Monday, 26 August 2019

A Comedy On This Day: Doctor In Charge - The Taming Of The Wolf (August 27 1972)

 This episode is almost precisely the sort of thing that first comes to mind when you think of the Doctor series - young doctors chasing younger nurses. Or in this case, a new intake of young phsyiotherapists...

 Chief among whom (indeed the only one with any lines) is Deborah Watling as Emma Livingstone, a doe-eyed ingenue. Watching her in action here gives you a good idea of what she must have been like in all of those touring farces. She's given very little to work with in Garden & Oddie's script, being more of a figure for Robin Nedwell to react to than much of a distinct character in her own right. Despite Professor Lomas' description of Dr Waring as "in training for a future as a dirty old man", Emma brings out Waring's previously unseen gallant and chaste side, rhapsodising about holding her hand and taking her to a Cliff Richard concert. Which doesn't go down well with anyone.
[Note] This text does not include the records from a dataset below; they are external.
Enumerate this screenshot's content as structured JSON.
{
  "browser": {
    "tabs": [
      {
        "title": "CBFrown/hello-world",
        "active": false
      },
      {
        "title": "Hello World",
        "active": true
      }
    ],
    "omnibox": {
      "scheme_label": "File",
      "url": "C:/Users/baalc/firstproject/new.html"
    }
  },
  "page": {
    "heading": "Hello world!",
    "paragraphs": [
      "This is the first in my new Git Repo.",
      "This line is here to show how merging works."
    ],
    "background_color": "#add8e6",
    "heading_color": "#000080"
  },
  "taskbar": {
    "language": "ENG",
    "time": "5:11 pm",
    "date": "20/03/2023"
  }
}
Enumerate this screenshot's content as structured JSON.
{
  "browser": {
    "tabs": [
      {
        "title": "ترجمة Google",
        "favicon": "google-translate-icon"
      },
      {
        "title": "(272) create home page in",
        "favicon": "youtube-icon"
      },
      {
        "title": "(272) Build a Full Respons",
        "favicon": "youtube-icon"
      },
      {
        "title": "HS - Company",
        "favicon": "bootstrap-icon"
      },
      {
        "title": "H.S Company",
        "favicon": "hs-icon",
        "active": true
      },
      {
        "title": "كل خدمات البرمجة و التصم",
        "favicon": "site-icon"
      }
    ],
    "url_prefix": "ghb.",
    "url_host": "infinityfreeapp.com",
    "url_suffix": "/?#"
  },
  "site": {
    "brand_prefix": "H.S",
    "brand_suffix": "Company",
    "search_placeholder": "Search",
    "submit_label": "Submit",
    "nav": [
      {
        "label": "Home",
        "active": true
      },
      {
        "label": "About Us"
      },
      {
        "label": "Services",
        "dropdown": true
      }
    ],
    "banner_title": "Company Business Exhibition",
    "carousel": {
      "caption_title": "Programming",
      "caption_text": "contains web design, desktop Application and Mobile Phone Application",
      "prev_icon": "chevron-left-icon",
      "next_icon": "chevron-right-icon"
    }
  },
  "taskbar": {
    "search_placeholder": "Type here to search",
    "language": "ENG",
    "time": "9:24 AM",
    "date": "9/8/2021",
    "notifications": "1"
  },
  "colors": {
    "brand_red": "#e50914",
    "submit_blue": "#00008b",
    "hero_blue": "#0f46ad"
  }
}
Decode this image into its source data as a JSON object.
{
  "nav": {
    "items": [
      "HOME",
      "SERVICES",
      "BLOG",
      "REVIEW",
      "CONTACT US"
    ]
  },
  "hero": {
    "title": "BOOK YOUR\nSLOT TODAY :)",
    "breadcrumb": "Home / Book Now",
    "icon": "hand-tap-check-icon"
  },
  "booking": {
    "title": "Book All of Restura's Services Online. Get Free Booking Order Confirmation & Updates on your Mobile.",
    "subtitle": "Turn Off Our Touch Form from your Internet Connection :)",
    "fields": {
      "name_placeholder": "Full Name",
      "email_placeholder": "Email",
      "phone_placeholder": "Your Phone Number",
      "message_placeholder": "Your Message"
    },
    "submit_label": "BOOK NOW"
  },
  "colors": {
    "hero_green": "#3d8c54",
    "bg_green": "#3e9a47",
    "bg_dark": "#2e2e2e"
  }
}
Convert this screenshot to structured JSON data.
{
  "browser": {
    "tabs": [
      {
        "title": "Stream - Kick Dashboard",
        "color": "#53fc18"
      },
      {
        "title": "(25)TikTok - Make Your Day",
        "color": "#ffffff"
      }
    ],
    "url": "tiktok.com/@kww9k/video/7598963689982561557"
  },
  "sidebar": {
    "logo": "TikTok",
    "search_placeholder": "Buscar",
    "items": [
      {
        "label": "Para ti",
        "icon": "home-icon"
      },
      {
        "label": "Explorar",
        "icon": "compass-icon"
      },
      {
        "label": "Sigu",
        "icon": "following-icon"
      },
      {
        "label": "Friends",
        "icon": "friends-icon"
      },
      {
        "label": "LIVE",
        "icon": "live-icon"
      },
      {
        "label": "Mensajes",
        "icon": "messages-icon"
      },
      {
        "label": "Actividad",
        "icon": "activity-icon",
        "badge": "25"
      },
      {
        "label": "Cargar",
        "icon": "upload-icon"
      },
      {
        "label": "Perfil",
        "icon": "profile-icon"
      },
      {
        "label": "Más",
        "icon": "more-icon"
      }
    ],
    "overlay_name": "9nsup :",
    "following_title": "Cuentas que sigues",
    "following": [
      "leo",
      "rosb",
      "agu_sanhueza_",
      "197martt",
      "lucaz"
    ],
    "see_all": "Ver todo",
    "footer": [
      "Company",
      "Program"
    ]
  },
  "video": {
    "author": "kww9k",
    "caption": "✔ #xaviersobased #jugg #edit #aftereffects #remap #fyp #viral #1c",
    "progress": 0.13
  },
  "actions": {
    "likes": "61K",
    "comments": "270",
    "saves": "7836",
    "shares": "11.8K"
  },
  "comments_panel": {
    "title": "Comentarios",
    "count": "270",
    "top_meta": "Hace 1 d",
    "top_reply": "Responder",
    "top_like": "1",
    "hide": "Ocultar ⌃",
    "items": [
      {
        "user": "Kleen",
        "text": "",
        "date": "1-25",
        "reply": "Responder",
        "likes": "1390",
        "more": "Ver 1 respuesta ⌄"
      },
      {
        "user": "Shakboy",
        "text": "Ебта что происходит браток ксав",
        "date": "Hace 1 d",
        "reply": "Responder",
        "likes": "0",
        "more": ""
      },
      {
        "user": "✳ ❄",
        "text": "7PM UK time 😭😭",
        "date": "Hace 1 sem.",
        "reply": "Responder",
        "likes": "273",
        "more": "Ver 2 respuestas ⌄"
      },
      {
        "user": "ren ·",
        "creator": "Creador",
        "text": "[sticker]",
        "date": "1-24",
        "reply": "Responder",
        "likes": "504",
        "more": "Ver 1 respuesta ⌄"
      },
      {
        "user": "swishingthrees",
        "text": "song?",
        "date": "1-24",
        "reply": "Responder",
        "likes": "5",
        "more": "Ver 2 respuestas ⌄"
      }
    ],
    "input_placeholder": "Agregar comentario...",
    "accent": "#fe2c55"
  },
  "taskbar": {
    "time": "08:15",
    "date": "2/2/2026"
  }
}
 All of the best things in this episode are physical, rather than verbal. First Emma giving Dr Waring a massage, out of which which Robin Nedwell gets laughs from the anticipated sensual experience turning out to be a source of acute physical pain. Then there's a doctor's ball with two dance routines. Against his will, Dr Waring is forced into dancing a jive routine with Helen Fraser's Dr Bingham - something that's particularly interesting to watch as Nedwell has to convey reluctance while simultaneously dancing very well, performing elaborate lifts and spins on Fraser. And then - from out of nowhere, really - Deborah Watling dances the Charleston, really well, with Richard O'Sullivan. It seems implausible that this would ever happen at a 1972 medical students' ball, but it is fun to see two very familiar performers enjoying themselves and showing off their agility in this famously silly dance.

Sunday, 25 August 2019

A Comedy On This Day: For The Love Of Ada - Ada & Walter Are Haunted (26 August 1971)

 This first episode of the final series certainly moves For The Love Of Ada into unexpected territory, as Walter and Ada discover that they share their new home with a ghost.

 The new home is the cemetery lodge, and Thames' designers have done a good job in conveying the historical character of this building, furnishing it with interesting-looking, chests, carved wooden chairs, brasses and Victorian portraits on the wall and the like. The haunting is dealt with in quite a sober way for a comedy, with Ada treating the matter practically ("Does this mean our rates will go up?") and cheerfully, sitting up for the night in the hope of meeting the ghost.

 When it looks like an apparition might be happening, the programme goes into a completely different register, with suspenseful incidental music, a close up of a slowly turning door handle and the camera panning through the room before returning to the handle. It isn't a spectre at the door, of course, but the ghost is given further attention, with Walter and Ada conducting some offscreen research about the history of the lodge and the ghost's identity. Its established in a few lines of dialogue that they've taken action to honour the ghost's wishes, and then in a detail in the final scene the viewer is led to believe that the ghost has been a real presence.

 This is subtly done for a Powell & Driver script, and is really only a subplot for the usual domestic concerns. But it's a really good way of establishing that Walter and Ada have moved into a new home, encouraging the viewer to understand on a subliminal level that the lodge a different sort of environment to what we've seen before.